Stone
Natural stone offers almost as many possibilities in color and texture as tile. With the ascendancy of polished granite as a counter choice—one suburban Connecticut kitchen showroom estimates that 60 percent of the new counters it handles are granite— tumbled marble in 4-in. squares is becoming the backsplash du jour. It has a worn, pitted surface, and its colors have been softened and muted by abrasion or an acid wash.

Stone tile is set much like ceramic tile: on a mortar bed or cement backerboard with thinset adhesive, or over drywall with mastic. But, says O'Rear, setting highly reflective stone tile is less forgiving than ceramic tile because uneven surfaces are glaringly obvious. Some stone is uneven in thickness, which means it should be set in mortar instead of thinset. A medium mortar bed of up to 3/4-in. thickness can be applied without causing shrink cracks or damaging tile as it cures. For dense, nonporous stone, O'Rear says, the installer should use a high-quality polymer-modified thinset to improve adhesion.

Four-inch tumbled-marble tile starts at $10 per square foot, but prices can climb to $5 or $6 for each 4-in. stone tile. Dark colors are more expensive than lighter colors. Granite tiles begin at around $11 per square foot.
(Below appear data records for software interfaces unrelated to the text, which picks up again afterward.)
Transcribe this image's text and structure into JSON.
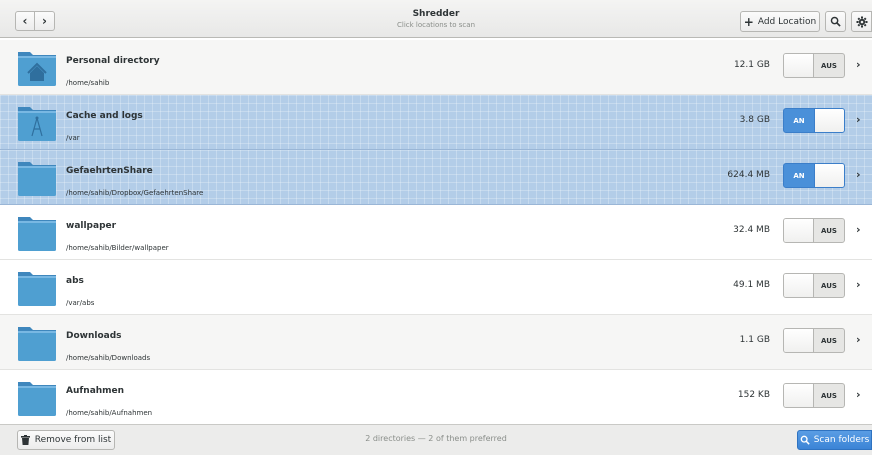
{
  "header": {
    "title": "Shredder",
    "subtitle": "Click locations to scan",
    "back_icon": "chevron-left-icon",
    "forward_icon": "chevron-right-icon",
    "add_location_label": "Add Location",
    "search_icon": "search-icon",
    "settings_icon": "gear-icon"
  },
  "locations": [
    {
      "name": "Personal directory",
      "path": "/home/sahib",
      "size": "12.1 GB",
      "state": "AUS",
      "on": false,
      "icon": "home-folder-icon"
    },
    {
      "name": "Cache and logs",
      "path": "/var",
      "size": "3.8 GB",
      "state": "AN",
      "on": true,
      "icon": "system-folder-icon"
    },
    {
      "name": "GefaehrtenShare",
      "path": "/home/sahib/Dropbox/GefaehrtenShare",
      "size": "624.4 MB",
      "state": "AN",
      "on": true,
      "icon": "folder-icon"
    },
    {
      "name": "wallpaper",
      "path": "/home/sahib/Bilder/wallpaper",
      "size": "32.4 MB",
      "state": "AUS",
      "on": false,
      "icon": "folder-icon"
    },
    {
      "name": "abs",
      "path": "/var/abs",
      "size": "49.1 MB",
      "state": "AUS",
      "on": false,
      "icon": "folder-icon"
    },
    {
      "name": "Downloads",
      "path": "/home/sahib/Downloads",
      "size": "1.1 GB",
      "state": "AUS",
      "on": false,
      "icon": "folder-icon"
    },
    {
      "name": "Aufnahmen",
      "path": "/home/sahib/Aufnahmen",
      "size": "152 KB",
      "state": "AUS",
      "on": false,
      "icon": "folder-icon"
    }
  ],
  "footer": {
    "remove_label": "Remove from list",
    "status": "2 directories — 2 of them preferred",
    "scan_label": "Scan folders"
  },
  "colors": {
    "accent": "#4a90d9",
    "selection": "#b3cde8",
    "folder": "#4f9fd1"
  }
}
Grout is all but impossible to remove from untreated porous stone. So seal or make sure the installer seals stone like limestone or marble before installation for easier cleanup. O'Rear says water-based sealers, or grout releases, are generally a better bet in the kitchen than solvent-based sealers.

Ask TOH users about Backsplashes

Contribute to This Story Below